Explore recent scientific discoveries and news as well as CLBB events, commentary, and press.


The Center for Law, Brain & Behavior puts the most accurate and actionable neuroscience in the hands of judges, lawyers, policymakers and journalists—people who shape the standards and practices of our legal system and affect its impact on people’s lives. We work to make the legal system more effective and more just for all those affected by the law.

Massachusetts high court to hear eyewitness ID cases

By Denise Lavoie | The Associated Press | August 25, 2014

Zachary Sevigny was slashed with a box cutter by a stranger outside a convenience store in 2011.

Neither Sevigny nor his friend identified Jeremy Gomes as the attacker when shown his picture in a police photo array. But a week later, they saw Gomes inside a Pittsfield gas station and told police he was the culprit.

Gomes was found guilty of the attack, but his lawyer is challenging his conviction based on what he says were unreliable eyewitness identifications.

That challenge is one of four cases seeking changes in the way eyewitness identification testimony is presented to juries. The cases are set to be heard by the highest court in Massachusetts next month. Defense attorneys are pushing the court to adopt stronger instructions to advise jurors that eyewitness identifications are not always reliable. Continue reading »

How to avoid the perils of witness misidentification

By Wilson Dizard | Al Jazeera America | June 4, 2014

Part of the Al Jazeera America original series The System, exploring controversy within the criminal justice system.

On the day of the 1989 murder Brooklyn prosecutors said he committed, Jonathan Fleming was vacationing with his family at Disney World. But that didn’t stop him from spending half his life behind bars.

“I knew he didn’t do it, because I was there,” his mother, Patricia, who traveled with him to the theme park, told The Associated Press.

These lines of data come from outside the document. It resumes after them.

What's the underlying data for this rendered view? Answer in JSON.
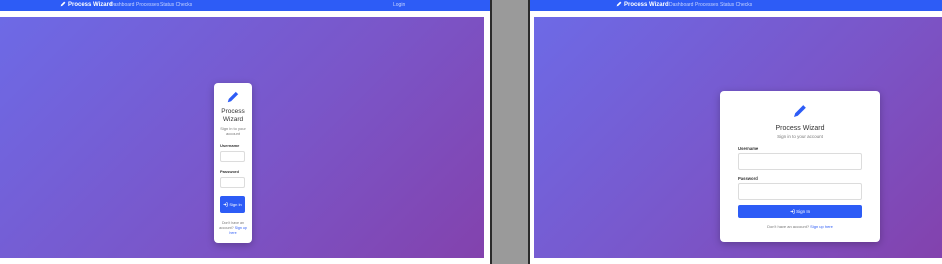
{
  "nav": {
    "brand": "Process Wizard",
    "links": [
      "Dashboard",
      "Processes",
      "Status Checks"
    ],
    "login": "Login"
  },
  "card": {
    "title": "Process Wizard",
    "subtitle": "Sign in to your account",
    "username_label": "Username",
    "password_label": "Password",
    "signin_label": "Sign In",
    "footer_text": "Don't have an account?",
    "footer_link": "Sign up here"
  },
  "icons": {
    "brand": "pencil-icon",
    "logo": "pencil-icon",
    "signin": "sign-in-icon"
  },
  "colors": {
    "nav": "#2d5cf6",
    "accent": "#2d5cf6",
    "gradient_start": "#6d6ae6",
    "gradient_end": "#8342ad"
  }
}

His alibi didn’t stop prosecutors from pursuing the case, claiming Jonathan Fleming flew round trip from Florida to New York just to kill his friend, Darryl “Black” Rush, that sweltering August day. Continue reading »